◆ Task objective ◆
For the records below, give the number of lines in which "time" appears, and add nothing else.
Top of Data for this exercise
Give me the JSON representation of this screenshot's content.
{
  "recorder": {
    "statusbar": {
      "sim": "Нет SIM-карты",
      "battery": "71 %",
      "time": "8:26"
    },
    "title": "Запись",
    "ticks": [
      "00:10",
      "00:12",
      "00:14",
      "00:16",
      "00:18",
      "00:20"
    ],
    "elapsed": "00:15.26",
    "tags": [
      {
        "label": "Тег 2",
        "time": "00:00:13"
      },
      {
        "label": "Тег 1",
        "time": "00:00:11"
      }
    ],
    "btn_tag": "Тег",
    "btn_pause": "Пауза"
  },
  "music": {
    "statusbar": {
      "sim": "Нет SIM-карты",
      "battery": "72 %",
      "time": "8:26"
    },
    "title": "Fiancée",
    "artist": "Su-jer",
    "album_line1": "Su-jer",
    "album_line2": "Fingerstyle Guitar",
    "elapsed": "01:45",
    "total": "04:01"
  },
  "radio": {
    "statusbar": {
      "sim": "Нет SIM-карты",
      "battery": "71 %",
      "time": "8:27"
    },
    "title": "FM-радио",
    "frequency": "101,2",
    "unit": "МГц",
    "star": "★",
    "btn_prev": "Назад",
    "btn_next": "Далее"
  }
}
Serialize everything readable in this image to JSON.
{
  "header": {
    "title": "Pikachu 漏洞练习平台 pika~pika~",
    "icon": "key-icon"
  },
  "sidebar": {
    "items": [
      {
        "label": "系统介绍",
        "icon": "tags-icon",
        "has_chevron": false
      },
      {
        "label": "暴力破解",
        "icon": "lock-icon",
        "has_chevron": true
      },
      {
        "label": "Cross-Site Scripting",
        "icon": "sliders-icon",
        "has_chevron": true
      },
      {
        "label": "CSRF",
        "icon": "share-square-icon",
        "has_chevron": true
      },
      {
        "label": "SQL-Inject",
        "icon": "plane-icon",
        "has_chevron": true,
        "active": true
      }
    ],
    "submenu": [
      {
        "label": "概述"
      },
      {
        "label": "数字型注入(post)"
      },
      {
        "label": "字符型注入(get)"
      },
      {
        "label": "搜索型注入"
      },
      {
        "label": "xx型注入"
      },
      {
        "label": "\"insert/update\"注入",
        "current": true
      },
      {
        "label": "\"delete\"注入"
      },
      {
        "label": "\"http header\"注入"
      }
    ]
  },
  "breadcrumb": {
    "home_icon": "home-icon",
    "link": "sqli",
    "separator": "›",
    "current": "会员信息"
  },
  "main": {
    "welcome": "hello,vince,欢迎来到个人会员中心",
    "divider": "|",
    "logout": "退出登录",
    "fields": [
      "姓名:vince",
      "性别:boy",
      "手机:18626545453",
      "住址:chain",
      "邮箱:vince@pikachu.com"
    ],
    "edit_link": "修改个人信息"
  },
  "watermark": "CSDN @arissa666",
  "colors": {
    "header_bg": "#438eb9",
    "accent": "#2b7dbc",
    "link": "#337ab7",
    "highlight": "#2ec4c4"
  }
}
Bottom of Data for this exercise
◆ Task solution ◆
5